*Excerpts from an interface dataset*:
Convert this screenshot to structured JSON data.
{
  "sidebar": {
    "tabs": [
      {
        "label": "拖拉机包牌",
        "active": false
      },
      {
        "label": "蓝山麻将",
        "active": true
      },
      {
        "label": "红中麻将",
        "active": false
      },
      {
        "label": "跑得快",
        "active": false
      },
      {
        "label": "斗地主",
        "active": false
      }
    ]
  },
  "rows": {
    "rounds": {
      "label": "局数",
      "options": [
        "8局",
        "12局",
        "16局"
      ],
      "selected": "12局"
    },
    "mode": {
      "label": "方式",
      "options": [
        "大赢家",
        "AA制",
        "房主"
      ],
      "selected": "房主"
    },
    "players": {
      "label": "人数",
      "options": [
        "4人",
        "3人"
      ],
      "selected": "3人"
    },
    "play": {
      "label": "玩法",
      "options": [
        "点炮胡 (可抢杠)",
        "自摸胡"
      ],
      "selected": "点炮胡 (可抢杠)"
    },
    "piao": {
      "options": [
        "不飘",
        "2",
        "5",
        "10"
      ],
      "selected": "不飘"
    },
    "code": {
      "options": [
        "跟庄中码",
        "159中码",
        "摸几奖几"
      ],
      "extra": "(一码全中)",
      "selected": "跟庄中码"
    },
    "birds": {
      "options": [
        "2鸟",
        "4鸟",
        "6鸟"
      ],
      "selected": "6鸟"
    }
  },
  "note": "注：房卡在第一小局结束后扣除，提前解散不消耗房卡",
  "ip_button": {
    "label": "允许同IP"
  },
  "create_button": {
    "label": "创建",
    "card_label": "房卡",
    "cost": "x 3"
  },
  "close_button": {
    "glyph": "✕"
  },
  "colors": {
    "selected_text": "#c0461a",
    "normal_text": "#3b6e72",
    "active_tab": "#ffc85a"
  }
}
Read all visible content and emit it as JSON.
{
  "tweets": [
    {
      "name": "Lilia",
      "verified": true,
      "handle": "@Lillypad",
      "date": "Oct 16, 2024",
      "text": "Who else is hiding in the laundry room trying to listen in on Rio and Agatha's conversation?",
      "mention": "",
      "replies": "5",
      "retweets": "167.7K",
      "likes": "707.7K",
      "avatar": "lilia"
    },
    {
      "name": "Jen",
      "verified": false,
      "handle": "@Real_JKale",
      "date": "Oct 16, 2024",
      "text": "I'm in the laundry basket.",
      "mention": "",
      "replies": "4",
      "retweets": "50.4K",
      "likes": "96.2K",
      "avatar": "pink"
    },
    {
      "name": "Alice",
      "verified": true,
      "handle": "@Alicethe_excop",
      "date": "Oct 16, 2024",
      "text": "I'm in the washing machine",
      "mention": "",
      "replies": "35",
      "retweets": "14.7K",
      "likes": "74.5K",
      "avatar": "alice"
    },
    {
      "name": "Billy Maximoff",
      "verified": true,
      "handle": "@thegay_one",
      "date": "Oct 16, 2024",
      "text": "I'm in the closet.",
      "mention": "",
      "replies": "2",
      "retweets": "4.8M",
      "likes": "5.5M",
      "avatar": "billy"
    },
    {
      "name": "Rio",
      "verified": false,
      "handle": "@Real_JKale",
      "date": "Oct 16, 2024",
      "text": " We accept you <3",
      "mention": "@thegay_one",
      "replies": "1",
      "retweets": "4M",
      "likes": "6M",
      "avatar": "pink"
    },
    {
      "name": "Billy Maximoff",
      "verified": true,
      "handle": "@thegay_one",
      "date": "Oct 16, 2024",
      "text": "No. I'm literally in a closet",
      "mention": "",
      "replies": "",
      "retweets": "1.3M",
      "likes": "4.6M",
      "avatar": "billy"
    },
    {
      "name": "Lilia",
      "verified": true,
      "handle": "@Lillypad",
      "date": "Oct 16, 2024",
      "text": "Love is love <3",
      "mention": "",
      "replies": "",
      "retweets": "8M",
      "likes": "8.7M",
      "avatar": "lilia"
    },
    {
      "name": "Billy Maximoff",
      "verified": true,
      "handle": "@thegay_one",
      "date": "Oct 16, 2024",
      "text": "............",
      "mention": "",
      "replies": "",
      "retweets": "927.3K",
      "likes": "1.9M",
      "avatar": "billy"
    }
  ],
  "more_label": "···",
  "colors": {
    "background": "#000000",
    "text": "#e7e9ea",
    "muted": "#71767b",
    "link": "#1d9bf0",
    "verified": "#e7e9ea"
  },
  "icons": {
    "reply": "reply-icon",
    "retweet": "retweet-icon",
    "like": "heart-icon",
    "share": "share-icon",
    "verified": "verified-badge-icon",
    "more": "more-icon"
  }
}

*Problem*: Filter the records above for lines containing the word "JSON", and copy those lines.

*Task answer*:
Convert this screenshot to structured JSON data.
Read all visible content and emit it as JSON.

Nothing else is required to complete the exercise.